### ACTIVITY
Look through the data below for the string "this", and copy every line where it turns up.

### RECORDS SHOWN
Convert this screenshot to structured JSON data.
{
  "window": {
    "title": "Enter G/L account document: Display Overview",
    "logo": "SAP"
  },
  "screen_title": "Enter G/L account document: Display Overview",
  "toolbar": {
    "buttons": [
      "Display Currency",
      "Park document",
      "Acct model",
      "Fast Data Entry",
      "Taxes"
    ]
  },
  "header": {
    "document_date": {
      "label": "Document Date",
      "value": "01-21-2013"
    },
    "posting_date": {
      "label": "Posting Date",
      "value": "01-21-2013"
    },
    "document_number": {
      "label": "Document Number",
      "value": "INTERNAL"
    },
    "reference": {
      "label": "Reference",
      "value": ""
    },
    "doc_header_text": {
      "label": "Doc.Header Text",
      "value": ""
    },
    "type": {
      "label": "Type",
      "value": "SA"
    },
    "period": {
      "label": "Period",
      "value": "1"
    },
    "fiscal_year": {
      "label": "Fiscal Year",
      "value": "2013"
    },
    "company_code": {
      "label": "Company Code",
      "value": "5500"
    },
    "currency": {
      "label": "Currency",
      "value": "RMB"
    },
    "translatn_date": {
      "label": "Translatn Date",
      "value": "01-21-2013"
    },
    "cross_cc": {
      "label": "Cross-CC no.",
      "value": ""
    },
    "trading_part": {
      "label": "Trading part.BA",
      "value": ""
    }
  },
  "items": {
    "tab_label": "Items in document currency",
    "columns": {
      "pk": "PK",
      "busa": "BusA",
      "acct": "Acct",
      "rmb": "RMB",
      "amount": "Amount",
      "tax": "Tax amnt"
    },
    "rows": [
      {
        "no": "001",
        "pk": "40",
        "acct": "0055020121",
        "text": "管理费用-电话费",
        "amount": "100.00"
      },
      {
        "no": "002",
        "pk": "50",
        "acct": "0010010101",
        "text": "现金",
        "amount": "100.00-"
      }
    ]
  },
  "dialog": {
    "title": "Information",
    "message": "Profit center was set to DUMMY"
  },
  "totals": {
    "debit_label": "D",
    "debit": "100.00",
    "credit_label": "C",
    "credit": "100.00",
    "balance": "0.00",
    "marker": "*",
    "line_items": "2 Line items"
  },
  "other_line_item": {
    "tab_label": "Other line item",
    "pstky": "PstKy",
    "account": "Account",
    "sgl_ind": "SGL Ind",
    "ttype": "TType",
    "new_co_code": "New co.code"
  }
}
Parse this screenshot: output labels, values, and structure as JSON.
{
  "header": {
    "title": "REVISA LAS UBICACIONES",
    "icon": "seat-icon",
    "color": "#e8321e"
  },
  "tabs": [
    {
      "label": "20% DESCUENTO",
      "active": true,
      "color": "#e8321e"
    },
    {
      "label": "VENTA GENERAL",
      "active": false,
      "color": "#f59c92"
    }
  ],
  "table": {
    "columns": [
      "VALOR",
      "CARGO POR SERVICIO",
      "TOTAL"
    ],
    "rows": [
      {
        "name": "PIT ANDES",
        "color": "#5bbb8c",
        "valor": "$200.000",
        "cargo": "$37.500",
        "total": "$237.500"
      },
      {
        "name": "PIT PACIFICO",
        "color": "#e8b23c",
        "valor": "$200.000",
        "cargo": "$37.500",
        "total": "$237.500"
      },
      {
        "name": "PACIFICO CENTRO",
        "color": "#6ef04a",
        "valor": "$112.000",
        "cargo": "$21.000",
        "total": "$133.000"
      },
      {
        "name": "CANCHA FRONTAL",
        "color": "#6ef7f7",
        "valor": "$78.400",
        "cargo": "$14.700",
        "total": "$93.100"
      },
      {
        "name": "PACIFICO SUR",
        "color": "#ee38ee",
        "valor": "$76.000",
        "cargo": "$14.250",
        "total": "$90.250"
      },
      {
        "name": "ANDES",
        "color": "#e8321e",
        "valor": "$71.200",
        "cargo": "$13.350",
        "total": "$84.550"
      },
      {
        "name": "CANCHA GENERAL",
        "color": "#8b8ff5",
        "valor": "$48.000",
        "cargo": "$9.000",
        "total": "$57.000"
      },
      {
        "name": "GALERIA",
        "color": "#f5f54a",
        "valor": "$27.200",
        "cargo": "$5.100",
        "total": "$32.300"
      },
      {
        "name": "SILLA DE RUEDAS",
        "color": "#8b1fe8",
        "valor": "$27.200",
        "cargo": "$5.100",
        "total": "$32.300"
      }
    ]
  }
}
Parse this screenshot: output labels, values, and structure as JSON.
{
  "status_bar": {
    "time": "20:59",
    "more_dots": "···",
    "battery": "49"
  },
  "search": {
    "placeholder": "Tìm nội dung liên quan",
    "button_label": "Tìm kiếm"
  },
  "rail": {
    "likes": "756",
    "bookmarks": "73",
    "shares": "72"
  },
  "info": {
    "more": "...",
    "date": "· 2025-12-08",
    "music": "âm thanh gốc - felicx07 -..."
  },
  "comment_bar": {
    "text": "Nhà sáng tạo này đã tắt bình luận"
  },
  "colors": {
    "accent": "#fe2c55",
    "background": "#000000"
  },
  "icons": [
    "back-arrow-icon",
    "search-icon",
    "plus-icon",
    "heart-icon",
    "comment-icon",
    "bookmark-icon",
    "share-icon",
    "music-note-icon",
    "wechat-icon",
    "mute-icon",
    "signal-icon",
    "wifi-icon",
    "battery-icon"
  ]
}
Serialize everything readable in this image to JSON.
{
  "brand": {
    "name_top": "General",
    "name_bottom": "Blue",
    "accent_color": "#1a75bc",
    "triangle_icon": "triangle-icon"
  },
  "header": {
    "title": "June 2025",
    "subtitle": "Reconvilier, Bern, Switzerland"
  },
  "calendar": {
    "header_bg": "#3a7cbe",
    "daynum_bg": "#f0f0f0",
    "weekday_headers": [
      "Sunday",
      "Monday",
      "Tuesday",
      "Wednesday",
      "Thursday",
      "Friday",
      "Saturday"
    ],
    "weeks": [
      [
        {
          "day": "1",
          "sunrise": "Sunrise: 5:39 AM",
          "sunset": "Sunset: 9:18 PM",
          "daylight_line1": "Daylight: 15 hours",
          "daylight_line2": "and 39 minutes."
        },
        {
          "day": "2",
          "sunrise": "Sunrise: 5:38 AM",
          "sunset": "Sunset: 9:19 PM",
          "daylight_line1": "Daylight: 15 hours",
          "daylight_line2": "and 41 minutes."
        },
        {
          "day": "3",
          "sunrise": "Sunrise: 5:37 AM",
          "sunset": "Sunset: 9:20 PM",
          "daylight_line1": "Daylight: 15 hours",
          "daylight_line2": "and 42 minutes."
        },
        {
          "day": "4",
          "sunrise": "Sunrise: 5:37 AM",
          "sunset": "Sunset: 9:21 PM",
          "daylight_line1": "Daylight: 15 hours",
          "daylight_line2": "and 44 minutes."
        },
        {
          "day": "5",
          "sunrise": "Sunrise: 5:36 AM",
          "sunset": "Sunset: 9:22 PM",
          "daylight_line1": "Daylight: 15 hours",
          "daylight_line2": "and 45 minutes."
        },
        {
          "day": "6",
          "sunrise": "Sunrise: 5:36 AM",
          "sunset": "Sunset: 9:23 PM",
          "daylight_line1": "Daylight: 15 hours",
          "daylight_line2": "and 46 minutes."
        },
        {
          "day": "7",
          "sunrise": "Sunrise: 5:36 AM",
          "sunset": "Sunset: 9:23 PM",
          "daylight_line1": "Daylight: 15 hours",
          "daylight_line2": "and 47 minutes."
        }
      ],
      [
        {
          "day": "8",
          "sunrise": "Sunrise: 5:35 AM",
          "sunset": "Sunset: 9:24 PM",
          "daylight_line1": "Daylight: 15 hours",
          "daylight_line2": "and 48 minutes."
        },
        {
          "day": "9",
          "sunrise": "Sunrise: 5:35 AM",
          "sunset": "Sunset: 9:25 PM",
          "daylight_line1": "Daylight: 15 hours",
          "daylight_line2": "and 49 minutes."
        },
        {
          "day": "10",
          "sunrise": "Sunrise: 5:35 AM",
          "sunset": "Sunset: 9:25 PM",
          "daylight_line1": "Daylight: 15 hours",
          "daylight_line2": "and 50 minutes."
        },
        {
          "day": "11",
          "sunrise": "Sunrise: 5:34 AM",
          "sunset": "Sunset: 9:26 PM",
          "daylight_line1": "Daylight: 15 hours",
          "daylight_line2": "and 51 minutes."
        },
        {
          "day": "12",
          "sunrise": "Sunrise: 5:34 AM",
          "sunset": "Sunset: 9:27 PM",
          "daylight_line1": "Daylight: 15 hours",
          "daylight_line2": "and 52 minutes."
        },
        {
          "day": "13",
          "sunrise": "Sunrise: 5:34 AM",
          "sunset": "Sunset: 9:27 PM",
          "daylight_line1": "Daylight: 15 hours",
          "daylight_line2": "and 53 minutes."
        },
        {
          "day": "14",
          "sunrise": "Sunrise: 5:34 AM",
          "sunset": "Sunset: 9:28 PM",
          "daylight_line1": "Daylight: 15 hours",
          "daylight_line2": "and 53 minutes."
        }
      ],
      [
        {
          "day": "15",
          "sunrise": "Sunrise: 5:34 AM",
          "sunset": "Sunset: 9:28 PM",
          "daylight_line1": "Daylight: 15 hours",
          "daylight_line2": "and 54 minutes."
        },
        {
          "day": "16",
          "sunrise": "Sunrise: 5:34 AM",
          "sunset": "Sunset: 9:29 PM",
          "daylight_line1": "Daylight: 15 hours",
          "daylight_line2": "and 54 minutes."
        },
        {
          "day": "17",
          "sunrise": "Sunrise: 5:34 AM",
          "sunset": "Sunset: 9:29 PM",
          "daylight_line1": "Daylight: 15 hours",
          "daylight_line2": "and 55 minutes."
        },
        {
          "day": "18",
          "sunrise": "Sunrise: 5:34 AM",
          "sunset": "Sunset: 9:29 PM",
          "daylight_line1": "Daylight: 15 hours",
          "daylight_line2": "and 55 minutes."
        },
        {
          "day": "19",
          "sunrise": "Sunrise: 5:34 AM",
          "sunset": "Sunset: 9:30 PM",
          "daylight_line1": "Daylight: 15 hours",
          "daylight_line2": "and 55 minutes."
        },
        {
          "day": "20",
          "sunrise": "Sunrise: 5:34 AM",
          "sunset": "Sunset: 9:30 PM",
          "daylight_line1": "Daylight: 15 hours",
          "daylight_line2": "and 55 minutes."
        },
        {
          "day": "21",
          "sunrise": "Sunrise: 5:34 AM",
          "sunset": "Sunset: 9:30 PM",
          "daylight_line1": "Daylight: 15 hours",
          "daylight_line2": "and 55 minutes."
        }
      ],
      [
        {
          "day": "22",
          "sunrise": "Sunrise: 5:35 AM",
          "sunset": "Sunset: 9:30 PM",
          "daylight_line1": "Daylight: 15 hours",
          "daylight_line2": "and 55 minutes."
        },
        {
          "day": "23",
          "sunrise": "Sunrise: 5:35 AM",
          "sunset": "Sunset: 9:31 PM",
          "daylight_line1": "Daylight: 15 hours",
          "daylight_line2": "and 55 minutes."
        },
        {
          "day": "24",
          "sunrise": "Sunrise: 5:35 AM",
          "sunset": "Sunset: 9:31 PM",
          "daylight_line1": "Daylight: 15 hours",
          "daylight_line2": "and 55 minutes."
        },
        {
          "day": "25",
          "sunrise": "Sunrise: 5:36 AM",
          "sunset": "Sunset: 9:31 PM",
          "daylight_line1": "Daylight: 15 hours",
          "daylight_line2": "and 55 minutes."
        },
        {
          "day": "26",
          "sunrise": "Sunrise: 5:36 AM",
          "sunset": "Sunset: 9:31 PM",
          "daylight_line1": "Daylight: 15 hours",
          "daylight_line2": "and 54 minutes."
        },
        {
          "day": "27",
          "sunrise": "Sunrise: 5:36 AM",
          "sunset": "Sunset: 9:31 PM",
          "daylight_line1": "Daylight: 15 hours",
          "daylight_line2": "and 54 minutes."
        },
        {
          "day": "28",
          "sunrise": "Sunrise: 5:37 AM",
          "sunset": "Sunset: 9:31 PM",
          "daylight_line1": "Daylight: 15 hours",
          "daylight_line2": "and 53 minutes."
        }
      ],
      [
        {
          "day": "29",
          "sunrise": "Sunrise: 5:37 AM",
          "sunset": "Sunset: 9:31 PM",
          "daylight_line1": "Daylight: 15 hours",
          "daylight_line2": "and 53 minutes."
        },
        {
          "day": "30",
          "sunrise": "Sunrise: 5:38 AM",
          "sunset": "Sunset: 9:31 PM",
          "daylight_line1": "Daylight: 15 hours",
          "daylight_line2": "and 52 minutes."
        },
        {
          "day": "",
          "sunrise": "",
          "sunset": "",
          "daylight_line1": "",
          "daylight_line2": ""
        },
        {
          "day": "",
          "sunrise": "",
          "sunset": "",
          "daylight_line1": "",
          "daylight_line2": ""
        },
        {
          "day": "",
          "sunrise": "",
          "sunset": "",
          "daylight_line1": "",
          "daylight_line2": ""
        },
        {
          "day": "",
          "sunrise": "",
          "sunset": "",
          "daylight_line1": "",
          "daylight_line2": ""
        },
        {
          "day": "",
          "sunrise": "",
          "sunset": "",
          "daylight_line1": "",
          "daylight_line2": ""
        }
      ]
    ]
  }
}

### TASK SOLUTION
Convert this screenshot to structured JSON data.
Parse this screenshot: output labels, values, and structure as JSON.
Parse this screenshot: output labels, values, and structure as JSON.
Serialize everything readable in this image to JSON.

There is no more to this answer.